Atlanta Fire Chief dismissed over Christian beliefs expressed outside of his job!
With every news story like this hitting media outlets, people of faith need to sound the alarm on yet another disingenuous act of political correctness that has overstepped its bounds and seeks to punish matters of conscience and religious liberty. If we fail to express our opposition and do not intervene with strong conviction—pushing back these ongoing attempts at censorship through intimidation, threats of job loss and public reprimand—we may eventually lose the window of opportunity for our voices to be heard.
Kelvin Cochran, the Chief who was released, was a decorated firefighter and served in the department with distinction for seven years. Cochran had recently authored a book for his church’s Bible study group on questions of morality and included a short comment (less than half a page) on what Scripture has to say about sexual purity.
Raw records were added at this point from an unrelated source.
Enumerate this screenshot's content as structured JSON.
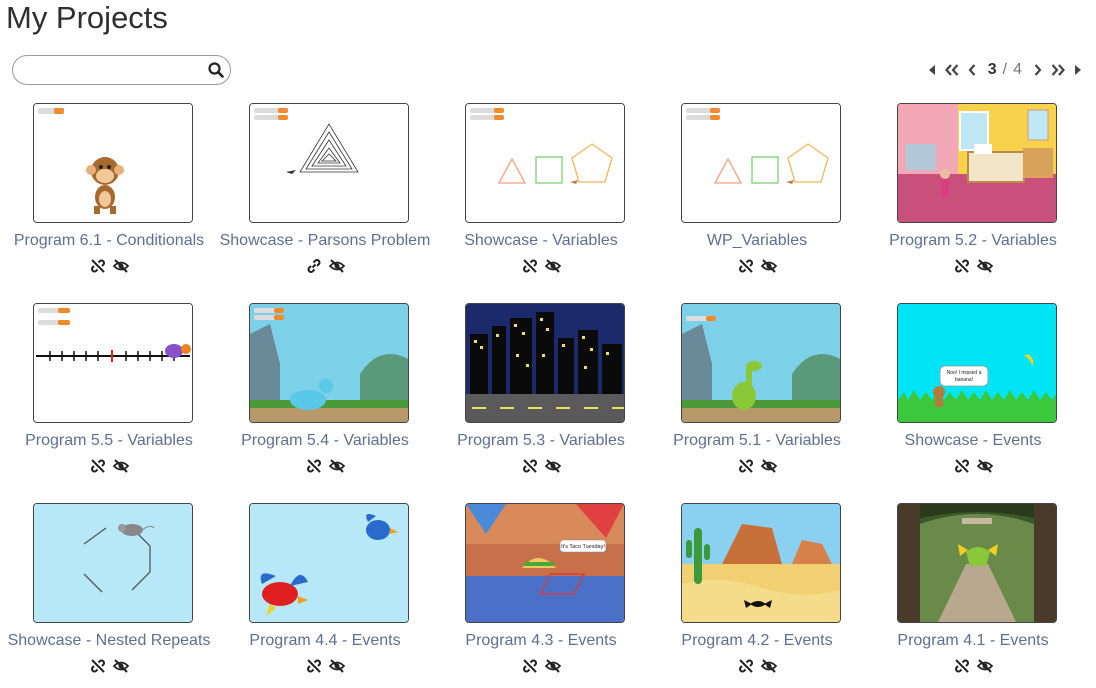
{
  "header": {
    "title": "My Projects"
  },
  "search": {
    "placeholder": "",
    "value": ""
  },
  "pagination": {
    "current": "3",
    "separator": "/",
    "total": "4"
  },
  "colors": {
    "title_text": "#5f6f8e",
    "sky_light": "#b7e8f7",
    "cyan": "#00e5f5"
  },
  "projects": [
    {
      "title": "Program 6.1 - Conditionals",
      "link_icon": "unlink-icon",
      "visibility_icon": "eye-slash-icon"
    },
    {
      "title": "Showcase - Parsons Problem",
      "link_icon": "link-icon",
      "visibility_icon": "eye-slash-icon"
    },
    {
      "title": "Showcase - Variables",
      "link_icon": "unlink-icon",
      "visibility_icon": "eye-slash-icon"
    },
    {
      "title": "WP_Variables",
      "link_icon": "unlink-icon",
      "visibility_icon": "eye-slash-icon"
    },
    {
      "title": "Program 5.2 - Variables",
      "link_icon": "unlink-icon",
      "visibility_icon": "eye-slash-icon"
    },
    {
      "title": "Program 5.5 - Variables",
      "link_icon": "unlink-icon",
      "visibility_icon": "eye-slash-icon"
    },
    {
      "title": "Program 5.4 - Variables",
      "link_icon": "unlink-icon",
      "visibility_icon": "eye-slash-icon"
    },
    {
      "title": "Program 5.3 - Variables",
      "link_icon": "unlink-icon",
      "visibility_icon": "eye-slash-icon"
    },
    {
      "title": "Program 5.1 - Variables",
      "link_icon": "unlink-icon",
      "visibility_icon": "eye-slash-icon"
    },
    {
      "title": "Showcase - Events",
      "link_icon": "unlink-icon",
      "visibility_icon": "eye-slash-icon"
    },
    {
      "title": "Showcase - Nested Repeats",
      "link_icon": "unlink-icon",
      "visibility_icon": "eye-slash-icon"
    },
    {
      "title": "Program 4.4 - Events",
      "link_icon": "unlink-icon",
      "visibility_icon": "eye-slash-icon"
    },
    {
      "title": "Program 4.3 - Events",
      "link_icon": "unlink-icon",
      "visibility_icon": "eye-slash-icon"
    },
    {
      "title": "Program 4.2 - Events",
      "link_icon": "unlink-icon",
      "visibility_icon": "eye-slash-icon"
    },
    {
      "title": "Program 4.1 - Events",
      "link_icon": "unlink-icon",
      "visibility_icon": "eye-slash-icon"
    }
  ],
  "thumb_texts": {
    "speech_events": "Noo! I missed a banana!",
    "speech_taco": "It's Taco Tuesday!"
  }
}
Atlanta Mayor, Kasim Reed, indicated that he did not make his decision based on Cochran’s religious beliefs and that he was, “disturbed by the sentiments expressed in the paperback regarding the LGBT community.”
Here’s the problem with this kind of egregious thinking—the Bible, which happens to be a book of religious beliefs and values, has some definitive things to say about contemporary cultural issues that often hold center stage in the national conversation. This includes topics such as the definition of marriage, fornication, adultery, abortion, the sanctity of life and same sex attraction or behavior. In fact the world’s three major religions, Christianity, Judaism and Islam, all take similar positions regarding the subject of homosexuality.
So when a citizen like Cochran—completely and legally within the practice of his faith tradition—simply says that his spiritual value system describes certain standards of morality, how is this not about religious beliefs and guaranteed First Amendment rights? It should be noted that there has never been a claim of discrimination against Cochran toward the LGBT community in his role as the Fire Chief.
An editorial by the New York Times attempted to falsely argue that because Cochran worked within the public arena, the Mayor’s action was justified. This story is not about the separation of church and state, but about state censorship and a power grab over religious beliefs and practice. Listen to the words of our first President, George Washington, in writing to his troops at Valley Forge in 1778, “While we are zealously performing the duties of good citizens and soldiers, we certainly ought not to be inattentive to the higher duties of religion. To the distinguished character of Patriot, it should be our highest glory to laud the more distinguished character of Christian.”
Since Washington read and observed the same Bible that Cochran was referencing in his paperback, perhaps the New York Times would call for Washington’s impeachment at such public commentary, or Mayor Reed would fire him as Supreme Commander of the Continental Army should he have the authority to do so. Mayor Reed and the editors at the Times need look no further than the mirror to see the real bullies here and even though they proclaim to care about discrimination and intolerance, yet are the ones who model it in their actions.
The questions we should all be concerned about are: Where does this kind of censorship end? When will it touch an area of my life that matters personally? When is this going to happen in my own city or town? At what point will I feel compelled to stand up? Speak up? Take action?
Kudos to folks like Franklin Graham of the Billy Graham Evangelistic Association and Todd Starnes, host of Fox News & Commentary, who are supporting Cochran. These kinds of concerns (see also religious schools having to fight the federal government and the Houston Mayor’s ongoing harassment of local pastors) are the very issues we are fighting for on your behalf here at the Congressional Prayer Caucus Foundation.
Freedom came with our Founding Fathers, but it came with a price. Men and women willingly laid down their fortunes and even their lives to boldly stand up and be counted faithful to their core values and principles. Today in America, too many have succumbed to pressure tactics by anti-faith entities and are afraid to challenge the rolling tide of postmodern rhetoric.
The first three words to the United States Constitution are, “We the people,” not “We the newspaper editors” or “We the Atlanta Mayor’s administration.” This country was founded by godly men and on Judeo-Christian principles. It’s time to reclaim our heritage and fight back. Won’t you join us? Please pray for discernment, wisdom, boldness and the necessary resources to make a difference.